Flathead County is party to two lawsuits seeking court interpretations of the county’s subdivision regulations.
The suits were mentioned at the county commission’s March 11 meeting, when Planning Director Mark Mussman told the commissioners of the ongoing legal action.
One suit is in regards to Baker 80, a proposed 16-lot, 80-acre subdivision that was approved by the county commission in February. The future development was the source of several contentious meetings as residents of the neighboring Whitefish Hills Village Subdivision argued against Baker 80 being allowed to utilize privately maintained subdivision roads. The county’s approval granted access through two such roads over opposition, interpreting them as public easements.
The attorney for GBSB Holdings, owner of the Baker 80 property, filed suit prior to the February approval, requesting Flathead County District Court to definitively declare two roads, Prairie View Drive and Whitefish Hills Drive, as public easements or restore an abandoned right of way along Brady Way, which previously provided access to the area.
“We knew it would end up in court one way or the other,” Mussman told the commission.
The Whitefish Village Homeowners Association has filed a counterclaim against GBSB Holdings, as well as a cross claim against the county. In its first cause of action filing against the county, the homeowners association argues the county does not have the authority to mandate that subdivision roads serve as primary access to new developments.
Another lawsuit concerns a development by Snow Bear Penthouses along Gelande Street in Whitefish, an unzoned area of the county. The owners of the seven-unit apartment building constructed last year filed for unit declaration of ownership to turn the development into condominiums.
The suit alleges that Flathead County erroneously exempted the Gelande Condominiums from the subdivision review process, which ensures developments adhere to regulations including setbacks, traffic, parking and fire mitigation. Mussman wrote the letter declaring the condominiums exempt, citing the lack of zoning on the property and that “condominiums appear to have been expressly contemplated in the area.”

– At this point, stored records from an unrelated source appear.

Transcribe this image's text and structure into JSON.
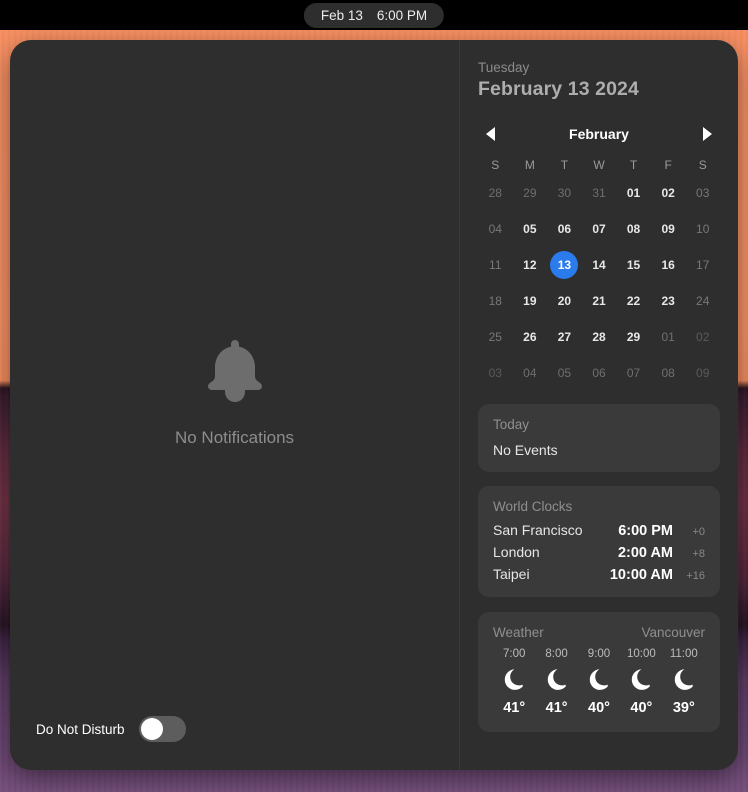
{
  "menubar": {
    "date": "Feb 13",
    "time": "6:00 PM"
  },
  "notifications": {
    "icon": "bell-icon",
    "empty_label": "No Notifications",
    "dnd_label": "Do Not Disturb",
    "dnd_state": "off"
  },
  "widgets": {
    "day_of_week": "Tuesday",
    "full_date": "February 13 2024",
    "calendar": {
      "prev_icon": "chevron-left-icon",
      "next_icon": "chevron-right-icon",
      "month": "February",
      "weekday_headers": [
        "S",
        "M",
        "T",
        "W",
        "T",
        "F",
        "S"
      ],
      "selected_day": "13",
      "accent_color": "#2a7bec",
      "weeks": [
        [
          {
            "d": "28",
            "style": "dim"
          },
          {
            "d": "29",
            "style": "dim"
          },
          {
            "d": "30",
            "style": "dim"
          },
          {
            "d": "31",
            "style": "dim"
          },
          {
            "d": "01",
            "style": "normal"
          },
          {
            "d": "02",
            "style": "normal"
          },
          {
            "d": "03",
            "style": "weekend"
          }
        ],
        [
          {
            "d": "04",
            "style": "weekend"
          },
          {
            "d": "05",
            "style": "normal"
          },
          {
            "d": "06",
            "style": "normal"
          },
          {
            "d": "07",
            "style": "normal"
          },
          {
            "d": "08",
            "style": "normal"
          },
          {
            "d": "09",
            "style": "normal"
          },
          {
            "d": "10",
            "style": "weekend"
          }
        ],
        [
          {
            "d": "11",
            "style": "weekend"
          },
          {
            "d": "12",
            "style": "normal"
          },
          {
            "d": "13",
            "style": "selected"
          },
          {
            "d": "14",
            "style": "normal"
          },
          {
            "d": "15",
            "style": "normal"
          },
          {
            "d": "16",
            "style": "normal"
          },
          {
            "d": "17",
            "style": "weekend"
          }
        ],
        [
          {
            "d": "18",
            "style": "weekend"
          },
          {
            "d": "19",
            "style": "normal"
          },
          {
            "d": "20",
            "style": "normal"
          },
          {
            "d": "21",
            "style": "normal"
          },
          {
            "d": "22",
            "style": "normal"
          },
          {
            "d": "23",
            "style": "normal"
          },
          {
            "d": "24",
            "style": "weekend"
          }
        ],
        [
          {
            "d": "25",
            "style": "weekend"
          },
          {
            "d": "26",
            "style": "normal"
          },
          {
            "d": "27",
            "style": "normal"
          },
          {
            "d": "28",
            "style": "normal"
          },
          {
            "d": "29",
            "style": "normal"
          },
          {
            "d": "01",
            "style": "dim"
          },
          {
            "d": "02",
            "style": "dimmer"
          }
        ],
        [
          {
            "d": "03",
            "style": "dimmer"
          },
          {
            "d": "04",
            "style": "dim"
          },
          {
            "d": "05",
            "style": "dim"
          },
          {
            "d": "06",
            "style": "dim"
          },
          {
            "d": "07",
            "style": "dim"
          },
          {
            "d": "08",
            "style": "dim"
          },
          {
            "d": "09",
            "style": "dimmer"
          }
        ]
      ]
    },
    "events": {
      "title": "Today",
      "body": "No Events"
    },
    "world_clocks": {
      "title": "World Clocks",
      "rows": [
        {
          "city": "San Francisco",
          "time": "6:00 PM",
          "offset": "+0"
        },
        {
          "city": "London",
          "time": "2:00 AM",
          "offset": "+8"
        },
        {
          "city": "Taipei",
          "time": "10:00 AM",
          "offset": "+16"
        }
      ]
    },
    "weather": {
      "title": "Weather",
      "city": "Vancouver",
      "forecast": [
        {
          "time": "7:00",
          "icon": "moon-icon",
          "temp": "41°"
        },
        {
          "time": "8:00",
          "icon": "moon-icon",
          "temp": "41°"
        },
        {
          "time": "9:00",
          "icon": "moon-icon",
          "temp": "40°"
        },
        {
          "time": "10:00",
          "icon": "moon-icon",
          "temp": "40°"
        },
        {
          "time": "11:00",
          "icon": "moon-icon",
          "temp": "39°"
        }
      ]
    }
  }
}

“I had a lot of conversations before I wrote that letter with county attorneys because I have made mistakes in the past unfortunately, before I was turned onto some pertinent Supreme Court decisions regarding condominiums in unzoned areas,” Mussman said. “The ultimate question will have to be answered by somebody more than just us.”
“Just like the Whitefish Village Hills [sic], it’s a decision that really just needs to be made by a district or Supreme Court unfortunately,” Mussman continued. “But that’s why we have insurance.”
Stay Connected with the Daily Roundup.
Sign up for our newsletter and get the best of the Beacon delivered every day to your inbox.